▶ _TASK DETAILS_: Please report how many lines of the following entries hold the word "label", giving the number alone.

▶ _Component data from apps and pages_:
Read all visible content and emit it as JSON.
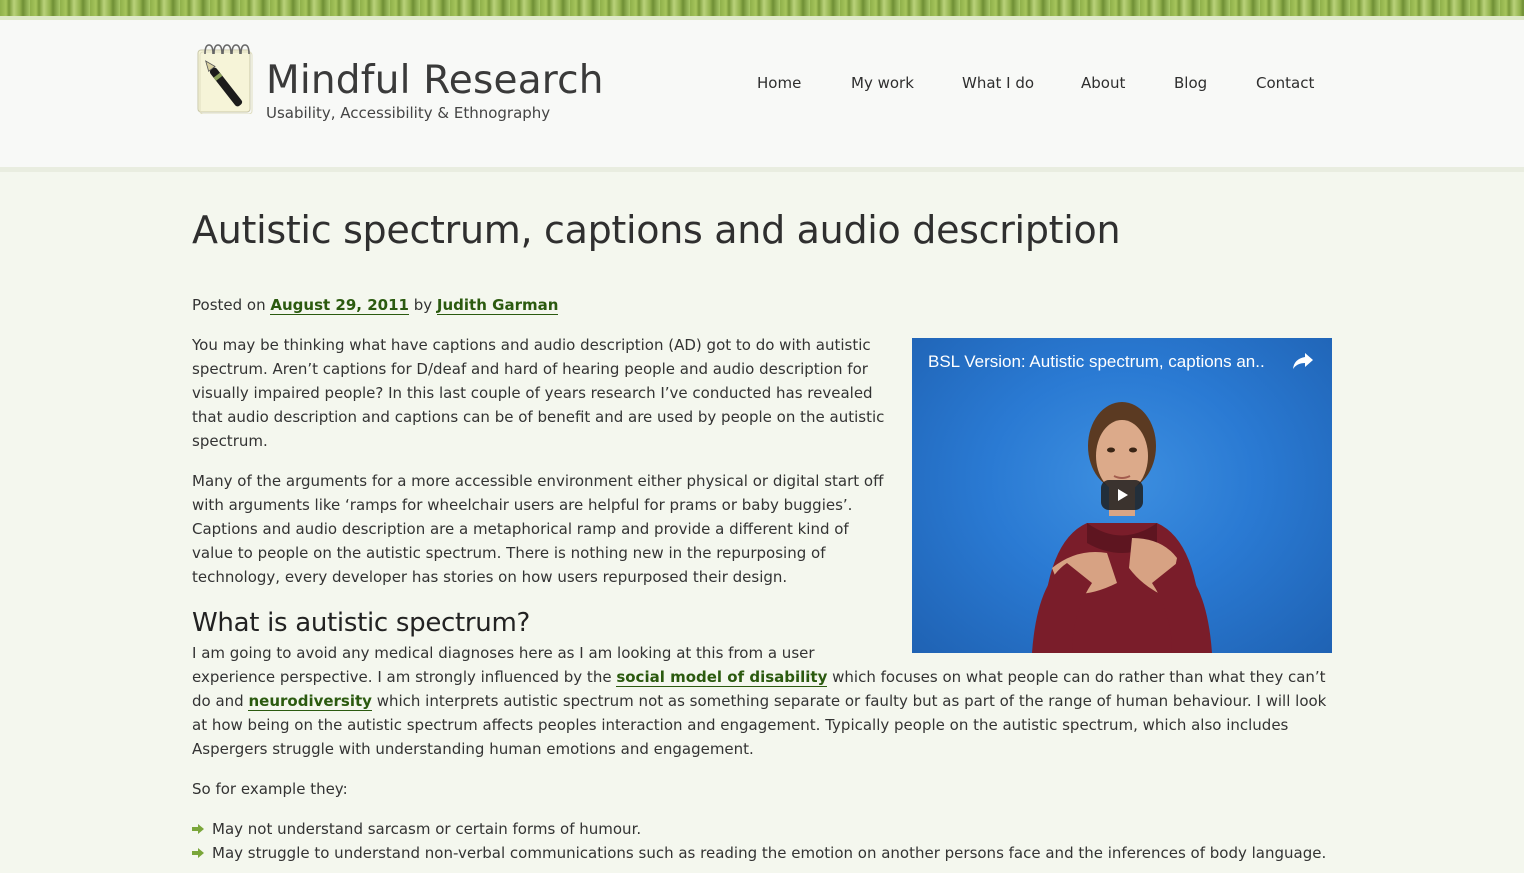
{
  "site": {
    "title": "Mindful Research",
    "tagline": "Usability, Accessibility & Ethnography"
  },
  "nav": {
    "items": [
      {
        "label": "Home"
      },
      {
        "label": "My work"
      },
      {
        "label": "What I do"
      },
      {
        "label": "About"
      },
      {
        "label": "Blog"
      },
      {
        "label": "Contact"
      }
    ]
  },
  "post": {
    "title": "Autistic spectrum, captions and audio description",
    "meta": {
      "posted_on": "Posted on",
      "date": "August 29, 2011",
      "by": "by",
      "author": "Judith Garman"
    },
    "video": {
      "title": "BSL Version: Autistic spectrum, captions an..",
      "share_icon": "share-arrow-icon",
      "play_icon": "play-icon"
    },
    "paragraphs": [
      "You may be thinking what have captions and audio description (AD) got to do with autistic spectrum. Aren’t captions for D/deaf and hard of hearing people and audio description for visually impaired people? In this last couple of years research I’ve conducted has revealed that audio description and captions can be of benefit and are used by people on the autistic spectrum.",
      "Many of the arguments for a more accessible environment either physical or digital start off with arguments like ‘ramps for wheelchair users are helpful for prams or baby buggies’. Captions and audio description are a metaphorical ramp and provide a different kind of value to people on the autistic spectrum. There is nothing new in the repurposing of technology, every developer has stories on how users repurposed their design."
    ],
    "section_heading": "What is autistic spectrum?",
    "section_paragraph": {
      "part1": "I am going to avoid any medical diagnoses here as I am looking at this from a user experience perspective. I am strongly influenced by the ",
      "link1": "social model of disability",
      "part2": " which focuses on what people can do rather than what they can’t do and ",
      "link2": "neurodiversity",
      "part3": " which interprets autistic spectrum not as something separate or faulty but as part of the range of human behaviour. I will look at how being on the autistic spectrum affects peoples interaction and engagement. Typically people on the autistic spectrum, which also includes Aspergers struggle with understanding human emotions and engagement."
    },
    "example_intro": "So for example they:",
    "list_items": [
      "May not understand sarcasm or certain forms of humour.",
      "May struggle to understand non-verbal communications such as reading the emotion on another persons face and the inferences of body language."
    ]
  },
  "colors": {
    "background": "#f4f7ee",
    "header_bg": "#f8f9f7",
    "link": "#2b5a0f",
    "video_bg": "#2a7ad3",
    "bullet": "#7aa63a"
  }
}
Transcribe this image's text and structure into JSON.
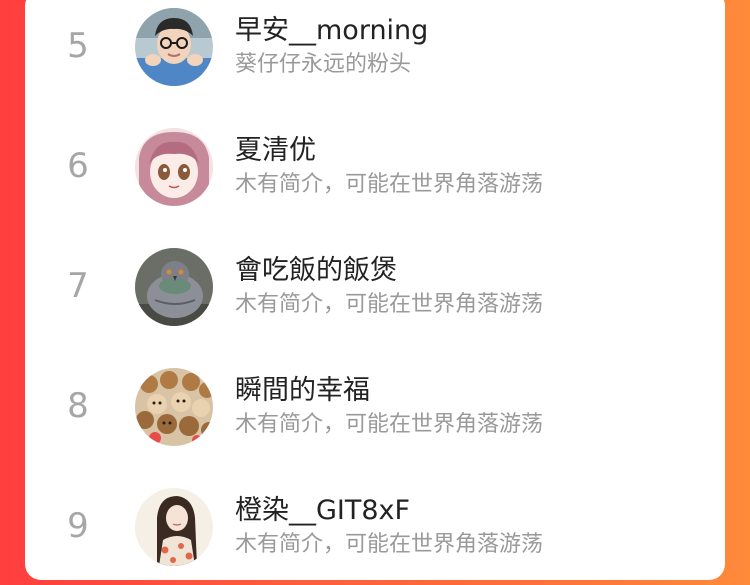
{
  "ranking": {
    "items": [
      {
        "rank": "5",
        "name": "早安__morning",
        "bio": "葵仔仔永远的粉头",
        "avatar_icon": "avatar-boy-photo-icon"
      },
      {
        "rank": "6",
        "name": "夏清优",
        "bio": "木有简介，可能在世界角落游荡",
        "avatar_icon": "avatar-anime-girl-icon"
      },
      {
        "rank": "7",
        "name": "會吃飯的飯煲",
        "bio": "木有简介，可能在世界角落游荡",
        "avatar_icon": "avatar-pigeon-icon"
      },
      {
        "rank": "8",
        "name": "瞬間的幸福",
        "bio": "木有简介，可能在世界角落游荡",
        "avatar_icon": "avatar-teddy-bears-icon"
      },
      {
        "rank": "9",
        "name": "橙染__GIT8xF",
        "bio": "木有简介，可能在世界角落游荡",
        "avatar_icon": "avatar-illustrated-girl-icon"
      }
    ]
  },
  "colors": {
    "background_left": "#ff3e3e",
    "background_right": "#ff8a3a",
    "panel": "#ffffff",
    "rank_number": "#a6a6a6",
    "name_text": "#222222",
    "bio_text": "#9a9a9a"
  }
}
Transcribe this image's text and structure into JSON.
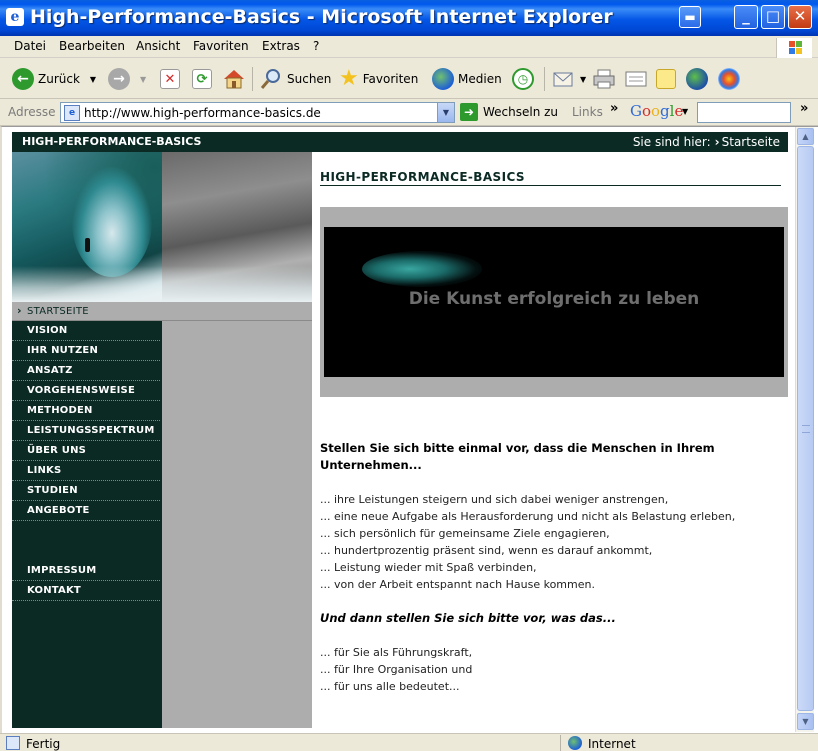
{
  "window": {
    "title": "High-Performance-Basics - Microsoft Internet Explorer"
  },
  "menu": [
    "Datei",
    "Bearbeiten",
    "Ansicht",
    "Favoriten",
    "Extras",
    "?"
  ],
  "toolbar": {
    "back": "Zurück",
    "search": "Suchen",
    "favorites": "Favoriten",
    "media": "Medien"
  },
  "address": {
    "label": "Adresse",
    "url": "http://www.high-performance-basics.de",
    "go": "Wechseln zu",
    "links": "Links"
  },
  "google": {
    "logo": "Google"
  },
  "page": {
    "brand": "HIGH-PERFORMANCE-BASICS",
    "breadcrumb_prefix": "Sie sind hier:",
    "breadcrumb_current": "Startseite",
    "nav_current": "STARTSEITE",
    "nav": [
      "VISION",
      "IHR NUTZEN",
      "ANSATZ",
      "VORGEHENSWEISE",
      "METHODEN",
      "LEISTUNGSSPEKTRUM",
      "ÜBER UNS",
      "LINKS",
      "STUDIEN",
      "ANGEBOTE"
    ],
    "nav_bottom": [
      "IMPRESSUM",
      "KONTAKT"
    ],
    "heading": "HIGH-PERFORMANCE-BASICS",
    "banner_text": "Die Kunst erfolgreich zu leben",
    "intro_bold": "Stellen Sie sich bitte einmal vor, dass die Menschen in Ihrem Unternehmen...",
    "list1": [
      "... ihre Leistungen steigern und sich dabei weniger anstrengen,",
      "... eine neue Aufgabe als Herausforderung und nicht als Belastung erleben,",
      "... sich persönlich für gemeinsame Ziele engagieren,",
      "... hundertprozentig präsent sind, wenn es darauf ankommt,",
      "... Leistung wieder mit Spaß verbinden,",
      "... von der Arbeit entspannt nach Hause kommen."
    ],
    "italic_bold": "Und dann stellen Sie sich bitte vor, was das...",
    "list2": [
      "... für Sie als Führungskraft,",
      "... für Ihre Organisation und",
      "... für uns alle bedeutet..."
    ]
  },
  "status": {
    "text": "Fertig",
    "zone": "Internet"
  }
}
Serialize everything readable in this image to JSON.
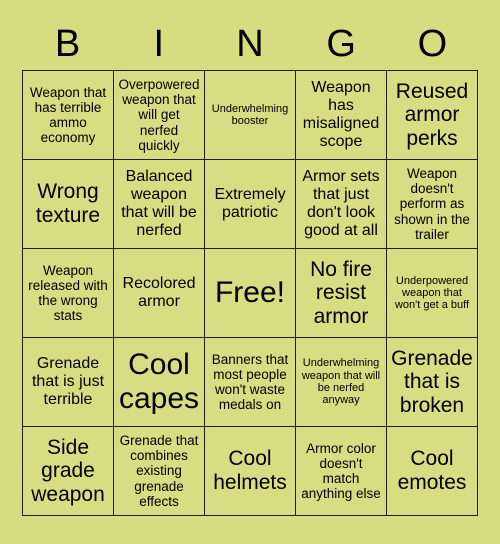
{
  "colors": {
    "background": "#d6dd80",
    "cell_fill": "#d7dd82",
    "grid_line": "#1d1d10",
    "text": "#000000"
  },
  "header": {
    "letters": [
      "B",
      "I",
      "N",
      "G",
      "O"
    ]
  },
  "grid": {
    "rows": 5,
    "columns": 5,
    "cells": [
      {
        "text": "Weapon that has terrible ammo economy",
        "size": "fs-sm"
      },
      {
        "text": "Overpowered weapon that will get nerfed quickly",
        "size": "fs-sm"
      },
      {
        "text": "Underwhelming booster",
        "size": "fs-xs"
      },
      {
        "text": "Weapon has misaligned scope",
        "size": "fs-md"
      },
      {
        "text": "Reused armor perks",
        "size": "fs-lg"
      },
      {
        "text": "Wrong texture",
        "size": "fs-lg"
      },
      {
        "text": "Balanced weapon that will be nerfed",
        "size": "fs-md"
      },
      {
        "text": "Extremely patriotic",
        "size": "fs-md"
      },
      {
        "text": "Armor sets that just don't look good at all",
        "size": "fs-md"
      },
      {
        "text": "Weapon doesn't perform as shown in the trailer",
        "size": "fs-sm"
      },
      {
        "text": "Weapon released with the wrong stats",
        "size": "fs-sm"
      },
      {
        "text": "Recolored armor",
        "size": "fs-md"
      },
      {
        "text": "Free!",
        "size": "fs-xl"
      },
      {
        "text": "No fire resist armor",
        "size": "fs-lg"
      },
      {
        "text": "Underpowered weapon that won't get a buff",
        "size": "fs-xs"
      },
      {
        "text": "Grenade that is just terrible",
        "size": "fs-md"
      },
      {
        "text": "Cool capes",
        "size": "fs-xl"
      },
      {
        "text": "Banners that most people won't waste medals on",
        "size": "fs-sm"
      },
      {
        "text": "Underwhelming weapon that will be nerfed anyway",
        "size": "fs-xs"
      },
      {
        "text": "Grenade that is broken",
        "size": "fs-lg"
      },
      {
        "text": "Side grade weapon",
        "size": "fs-lg"
      },
      {
        "text": "Grenade that combines existing grenade effects",
        "size": "fs-sm"
      },
      {
        "text": "Cool helmets",
        "size": "fs-lg"
      },
      {
        "text": "Armor color doesn't match anything else",
        "size": "fs-sm"
      },
      {
        "text": "Cool emotes",
        "size": "fs-lg"
      }
    ]
  }
}
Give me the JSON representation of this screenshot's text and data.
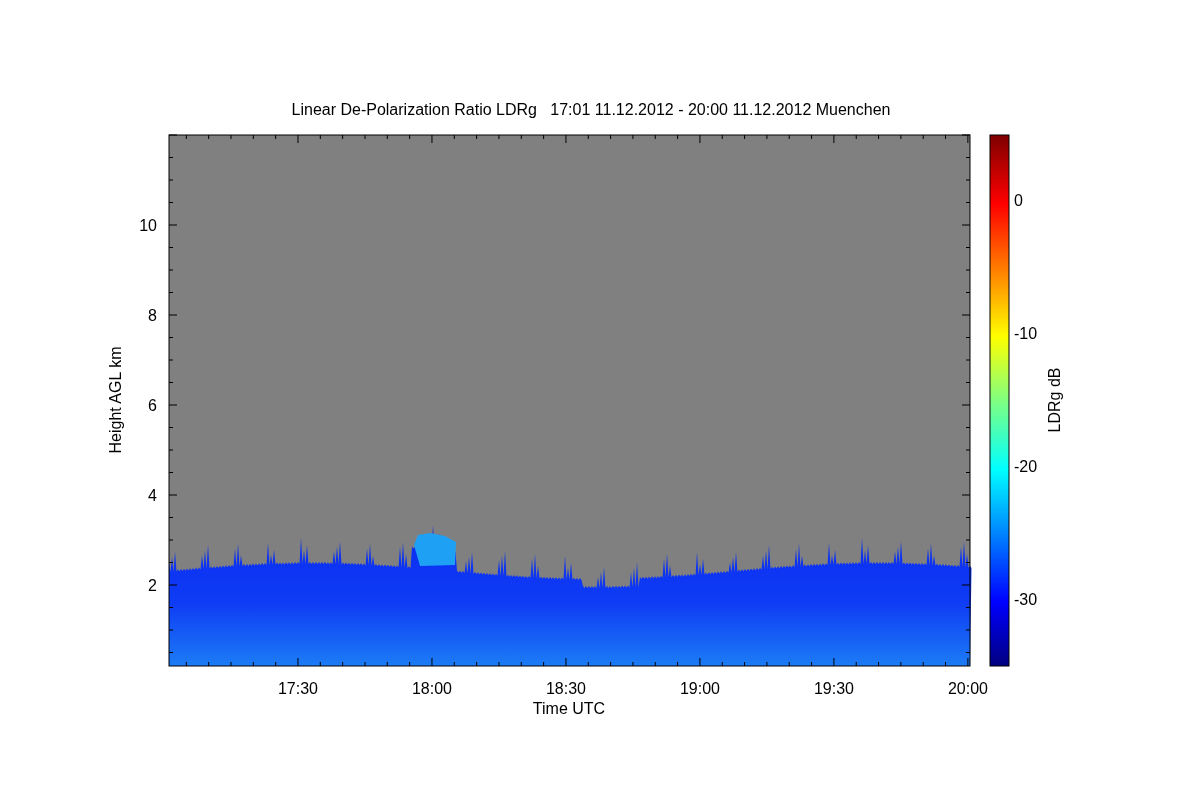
{
  "plot": {
    "title": "Linear De-Polarization Ratio LDRg   17:01 11.12.2012 - 20:00 11.12.2012 Muenchen",
    "x_axis": {
      "label": "Time UTC",
      "ticks": [
        "17:30",
        "18:00",
        "18:30",
        "19:00",
        "19:30",
        "20:00"
      ]
    },
    "y_axis": {
      "label": "Height AGL km",
      "ticks": [
        "10",
        "8",
        "6",
        "4",
        "2"
      ]
    },
    "colorbar": {
      "label": "LDRg dB",
      "ticks": [
        "0",
        "-10",
        "-20",
        "-30"
      ]
    }
  }
}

▶ _EXERCISE OUTPUT_: 10